Interface dataset entries:
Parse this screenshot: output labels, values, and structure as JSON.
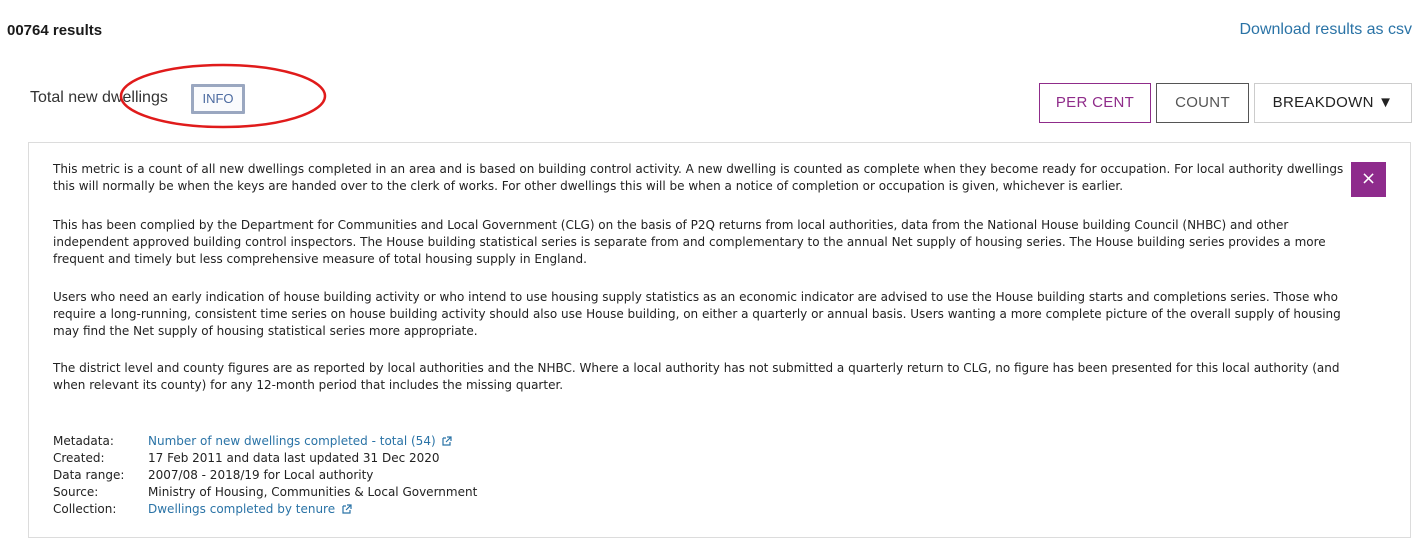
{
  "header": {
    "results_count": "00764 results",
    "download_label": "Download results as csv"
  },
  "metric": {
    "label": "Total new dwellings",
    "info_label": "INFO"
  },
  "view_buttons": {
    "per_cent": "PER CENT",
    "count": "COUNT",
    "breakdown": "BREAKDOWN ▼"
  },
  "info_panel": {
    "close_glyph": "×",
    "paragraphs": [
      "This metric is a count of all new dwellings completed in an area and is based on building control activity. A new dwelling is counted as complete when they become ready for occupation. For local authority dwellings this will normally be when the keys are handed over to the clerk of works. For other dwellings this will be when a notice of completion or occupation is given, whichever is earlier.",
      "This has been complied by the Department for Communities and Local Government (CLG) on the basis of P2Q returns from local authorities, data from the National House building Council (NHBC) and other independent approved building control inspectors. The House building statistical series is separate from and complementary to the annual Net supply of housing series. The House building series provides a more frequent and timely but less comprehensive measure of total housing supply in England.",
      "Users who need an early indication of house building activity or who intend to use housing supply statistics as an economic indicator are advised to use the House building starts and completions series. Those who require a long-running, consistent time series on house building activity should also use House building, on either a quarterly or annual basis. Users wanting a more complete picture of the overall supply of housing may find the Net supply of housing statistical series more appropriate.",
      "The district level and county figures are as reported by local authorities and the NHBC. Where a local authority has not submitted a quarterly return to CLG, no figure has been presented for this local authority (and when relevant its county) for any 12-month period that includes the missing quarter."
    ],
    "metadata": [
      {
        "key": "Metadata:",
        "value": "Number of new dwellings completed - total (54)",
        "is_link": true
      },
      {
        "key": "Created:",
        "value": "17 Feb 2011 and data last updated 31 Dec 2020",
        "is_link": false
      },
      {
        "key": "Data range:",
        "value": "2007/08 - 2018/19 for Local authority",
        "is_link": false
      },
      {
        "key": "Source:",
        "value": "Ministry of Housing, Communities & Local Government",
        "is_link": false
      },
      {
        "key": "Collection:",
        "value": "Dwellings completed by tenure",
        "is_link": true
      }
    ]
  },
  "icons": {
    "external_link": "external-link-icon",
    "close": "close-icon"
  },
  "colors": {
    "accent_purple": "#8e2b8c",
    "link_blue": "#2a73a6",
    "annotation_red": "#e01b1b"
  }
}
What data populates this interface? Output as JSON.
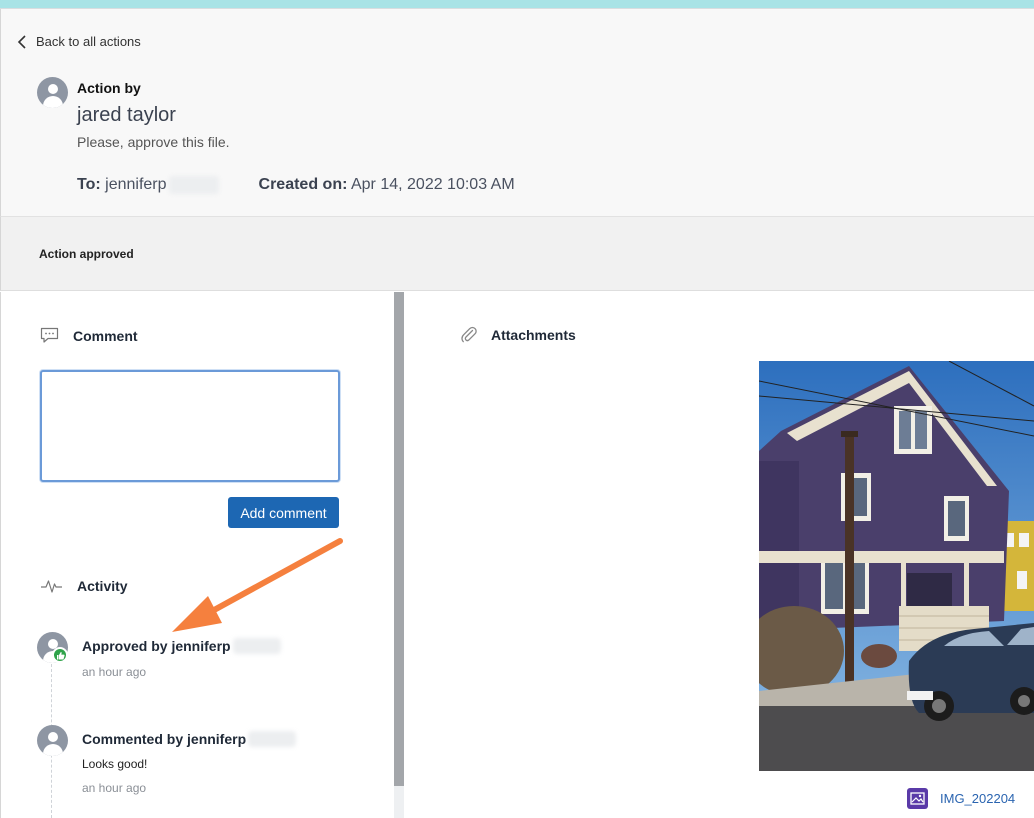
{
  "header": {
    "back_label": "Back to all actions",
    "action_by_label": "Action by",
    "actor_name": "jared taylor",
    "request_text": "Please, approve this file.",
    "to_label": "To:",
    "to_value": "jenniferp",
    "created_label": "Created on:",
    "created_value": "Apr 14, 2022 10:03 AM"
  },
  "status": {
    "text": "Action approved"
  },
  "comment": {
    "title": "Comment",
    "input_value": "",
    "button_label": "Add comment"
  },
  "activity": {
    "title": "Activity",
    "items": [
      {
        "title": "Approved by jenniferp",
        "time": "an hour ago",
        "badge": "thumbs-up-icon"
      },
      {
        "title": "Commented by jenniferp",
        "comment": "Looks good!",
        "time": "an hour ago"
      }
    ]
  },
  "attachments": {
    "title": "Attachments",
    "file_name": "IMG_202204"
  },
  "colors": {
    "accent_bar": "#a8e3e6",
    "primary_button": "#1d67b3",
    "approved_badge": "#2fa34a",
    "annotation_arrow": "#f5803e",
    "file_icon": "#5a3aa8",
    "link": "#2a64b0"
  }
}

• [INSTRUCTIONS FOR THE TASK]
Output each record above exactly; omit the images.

• [SOLUTION BELOW]
Parse this screenshot: output labels, values, and structure as JSON.
{
  "header": {
    "results_count": "00764 results",
    "download_label": "Download results as csv"
  },
  "metric": {
    "label": "Total new dwellings",
    "info_label": "INFO"
  },
  "view_buttons": {
    "per_cent": "PER CENT",
    "count": "COUNT",
    "breakdown": "BREAKDOWN ▼"
  },
  "info_panel": {
    "close_glyph": "×",
    "paragraphs": [
      "This metric is a count of all new dwellings completed in an area and is based on building control activity. A new dwelling is counted as complete when they become ready for occupation. For local authority dwellings this will normally be when the keys are handed over to the clerk of works. For other dwellings this will be when a notice of completion or occupation is given, whichever is earlier.",
      "This has been complied by the Department for Communities and Local Government (CLG) on the basis of P2Q returns from local authorities, data from the National House building Council (NHBC) and other independent approved building control inspectors. The House building statistical series is separate from and complementary to the annual Net supply of housing series. The House building series provides a more frequent and timely but less comprehensive measure of total housing supply in England.",
      "Users who need an early indication of house building activity or who intend to use housing supply statistics as an economic indicator are advised to use the House building starts and completions series. Those who require a long-running, consistent time series on house building activity should also use House building, on either a quarterly or annual basis. Users wanting a more complete picture of the overall supply of housing may find the Net supply of housing statistical series more appropriate.",
      "The district level and county figures are as reported by local authorities and the NHBC. Where a local authority has not submitted a quarterly return to CLG, no figure has been presented for this local authority (and when relevant its county) for any 12-month period that includes the missing quarter."
    ],
    "metadata": [
      {
        "key": "Metadata:",
        "value": "Number of new dwellings completed - total (54)",
        "is_link": true
      },
      {
        "key": "Created:",
        "value": "17 Feb 2011 and data last updated 31 Dec 2020",
        "is_link": false
      },
      {
        "key": "Data range:",
        "value": "2007/08 - 2018/19 for Local authority",
        "is_link": false
      },
      {
        "key": "Source:",
        "value": "Ministry of Housing, Communities & Local Government",
        "is_link": false
      },
      {
        "key": "Collection:",
        "value": "Dwellings completed by tenure",
        "is_link": true
      }
    ]
  },
  "icons": {
    "external_link": "external-link-icon",
    "close": "close-icon"
  },
  "colors": {
    "accent_purple": "#8e2b8c",
    "link_blue": "#2a73a6",
    "annotation_red": "#e01b1b"
  }
}
What data populates this interface? Output as JSON.
{
  "header": {
    "back_label": "Back to all actions",
    "action_by_label": "Action by",
    "actor_name": "jared taylor",
    "request_text": "Please, approve this file.",
    "to_label": "To:",
    "to_value": "jenniferp",
    "created_label": "Created on:",
    "created_value": "Apr 14, 2022 10:03 AM"
  },
  "status": {
    "text": "Action approved"
  },
  "comment": {
    "title": "Comment",
    "input_value": "",
    "button_label": "Add comment"
  },
  "activity": {
    "title": "Activity",
    "items": [
      {
        "title": "Approved by jenniferp",
        "time": "an hour ago",
        "badge": "thumbs-up-icon"
      },
      {
        "title": "Commented by jenniferp",
        "comment": "Looks good!",
        "time": "an hour ago"
      }
    ]
  },
  "attachments": {
    "title": "Attachments",
    "file_name": "IMG_202204"
  },
  "colors": {
    "accent_bar": "#a8e3e6",
    "primary_button": "#1d67b3",
    "approved_badge": "#2fa34a",
    "annotation_arrow": "#f5803e",
    "file_icon": "#5a3aa8",
    "link": "#2a64b0"
  }
}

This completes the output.